Web page and app entries
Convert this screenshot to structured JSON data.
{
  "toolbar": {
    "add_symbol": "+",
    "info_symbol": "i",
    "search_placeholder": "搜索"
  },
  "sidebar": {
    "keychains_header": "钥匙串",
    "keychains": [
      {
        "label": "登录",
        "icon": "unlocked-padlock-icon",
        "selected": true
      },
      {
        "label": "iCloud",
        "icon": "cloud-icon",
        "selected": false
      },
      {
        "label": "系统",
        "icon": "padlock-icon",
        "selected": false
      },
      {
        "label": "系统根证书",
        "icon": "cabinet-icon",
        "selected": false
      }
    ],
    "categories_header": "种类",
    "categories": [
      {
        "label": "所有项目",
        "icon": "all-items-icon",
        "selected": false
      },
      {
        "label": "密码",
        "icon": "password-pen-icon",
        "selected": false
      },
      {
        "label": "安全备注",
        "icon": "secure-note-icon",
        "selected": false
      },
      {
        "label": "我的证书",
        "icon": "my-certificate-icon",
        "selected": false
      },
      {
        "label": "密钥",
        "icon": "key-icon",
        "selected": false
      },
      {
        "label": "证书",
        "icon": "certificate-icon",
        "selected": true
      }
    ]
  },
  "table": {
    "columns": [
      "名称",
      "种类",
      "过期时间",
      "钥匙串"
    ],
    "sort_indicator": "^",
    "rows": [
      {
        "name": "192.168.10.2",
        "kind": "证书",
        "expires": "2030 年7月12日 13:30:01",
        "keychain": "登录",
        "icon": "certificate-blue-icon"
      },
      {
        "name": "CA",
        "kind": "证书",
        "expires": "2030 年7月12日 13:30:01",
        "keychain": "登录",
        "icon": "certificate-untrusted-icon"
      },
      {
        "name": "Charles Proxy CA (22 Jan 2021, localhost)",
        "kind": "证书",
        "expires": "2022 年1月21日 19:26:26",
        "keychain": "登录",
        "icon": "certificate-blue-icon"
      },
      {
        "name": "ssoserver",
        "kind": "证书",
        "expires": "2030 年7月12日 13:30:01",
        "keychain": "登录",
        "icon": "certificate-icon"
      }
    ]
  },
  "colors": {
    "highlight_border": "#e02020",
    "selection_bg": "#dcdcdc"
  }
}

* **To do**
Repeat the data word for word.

* **Finished exercise**
Convert this screenshot to structured JSON data.
{
  "toolbar": {
    "add_symbol": "+",
    "info_symbol": "i",
    "search_placeholder": "搜索"
  },
  "sidebar": {
    "keychains_header": "钥匙串",
    "keychains": [
      {
        "label": "登录",
        "icon": "unlocked-padlock-icon",
        "selected": true
      },
      {
        "label": "iCloud",
        "icon": "cloud-icon",
        "selected": false
      },
      {
        "label": "系统",
        "icon": "padlock-icon",
        "selected": false
      },
      {
        "label": "系统根证书",
        "icon": "cabinet-icon",
        "selected": false
      }
    ],
    "categories_header": "种类",
    "categories": [
      {
        "label": "所有项目",
        "icon": "all-items-icon",
        "selected": false
      },
      {
        "label": "密码",
        "icon": "password-pen-icon",
        "selected": false
      },
      {
        "label": "安全备注",
        "icon": "secure-note-icon",
        "selected": false
      },
      {
        "label": "我的证书",
        "icon": "my-certificate-icon",
        "selected": false
      },
      {
        "label": "密钥",
        "icon": "key-icon",
        "selected": false
      },
      {
        "label": "证书",
        "icon": "certificate-icon",
        "selected": true
      }
    ]
  },
  "table": {
    "columns": [
      "名称",
      "种类",
      "过期时间",
      "钥匙串"
    ],
    "sort_indicator": "^",
    "rows": [
      {
        "name": "192.168.10.2",
        "kind": "证书",
        "expires": "2030 年7月12日 13:30:01",
        "keychain": "登录",
        "icon": "certificate-blue-icon"
      },
      {
        "name": "CA",
        "kind": "证书",
        "expires": "2030 年7月12日 13:30:01",
        "keychain": "登录",
        "icon": "certificate-untrusted-icon"
      },
      {
        "name": "Charles Proxy CA (22 Jan 2021, localhost)",
        "kind": "证书",
        "expires": "2022 年1月21日 19:26:26",
        "keychain": "登录",
        "icon": "certificate-blue-icon"
      },
      {
        "name": "ssoserver",
        "kind": "证书",
        "expires": "2030 年7月12日 13:30:01",
        "keychain": "登录",
        "icon": "certificate-icon"
      }
    ]
  },
  "colors": {
    "highlight_border": "#e02020",
    "selection_bg": "#dcdcdc"
  }
}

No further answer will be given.